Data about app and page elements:

_ _ _ _ _ _ _

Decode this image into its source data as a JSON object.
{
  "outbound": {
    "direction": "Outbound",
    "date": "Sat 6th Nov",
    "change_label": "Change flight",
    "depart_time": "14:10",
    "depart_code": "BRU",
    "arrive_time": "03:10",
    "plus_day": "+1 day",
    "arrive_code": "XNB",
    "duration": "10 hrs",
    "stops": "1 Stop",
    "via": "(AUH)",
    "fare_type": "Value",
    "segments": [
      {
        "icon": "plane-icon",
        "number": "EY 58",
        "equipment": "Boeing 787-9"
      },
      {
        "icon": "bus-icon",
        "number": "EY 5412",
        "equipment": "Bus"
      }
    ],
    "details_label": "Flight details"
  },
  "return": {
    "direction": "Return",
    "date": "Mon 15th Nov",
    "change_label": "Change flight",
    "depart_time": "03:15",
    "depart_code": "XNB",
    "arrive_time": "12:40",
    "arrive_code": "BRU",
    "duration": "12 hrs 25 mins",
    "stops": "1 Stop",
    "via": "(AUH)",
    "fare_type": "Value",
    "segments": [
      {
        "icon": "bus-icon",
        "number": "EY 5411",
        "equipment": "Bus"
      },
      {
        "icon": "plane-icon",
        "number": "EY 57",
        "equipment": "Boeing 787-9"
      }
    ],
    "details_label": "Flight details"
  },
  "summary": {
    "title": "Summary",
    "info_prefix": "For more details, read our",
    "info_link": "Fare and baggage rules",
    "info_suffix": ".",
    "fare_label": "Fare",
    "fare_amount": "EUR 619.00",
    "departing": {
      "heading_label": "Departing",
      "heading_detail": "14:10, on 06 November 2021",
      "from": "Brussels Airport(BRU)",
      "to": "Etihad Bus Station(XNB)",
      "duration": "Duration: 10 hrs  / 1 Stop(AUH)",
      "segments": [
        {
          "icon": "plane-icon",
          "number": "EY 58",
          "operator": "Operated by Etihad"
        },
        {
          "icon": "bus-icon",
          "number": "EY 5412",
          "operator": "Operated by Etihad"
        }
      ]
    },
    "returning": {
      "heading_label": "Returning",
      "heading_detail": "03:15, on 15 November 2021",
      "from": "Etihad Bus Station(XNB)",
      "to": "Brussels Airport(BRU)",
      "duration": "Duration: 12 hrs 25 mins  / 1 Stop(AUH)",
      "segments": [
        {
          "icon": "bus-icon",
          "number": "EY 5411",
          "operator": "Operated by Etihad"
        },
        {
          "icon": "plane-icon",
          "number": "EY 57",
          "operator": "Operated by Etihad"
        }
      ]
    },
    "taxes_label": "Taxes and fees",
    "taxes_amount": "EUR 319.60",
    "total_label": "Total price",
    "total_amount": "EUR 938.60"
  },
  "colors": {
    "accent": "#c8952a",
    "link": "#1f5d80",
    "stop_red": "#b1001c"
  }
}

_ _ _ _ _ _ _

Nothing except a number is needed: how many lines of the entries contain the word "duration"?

4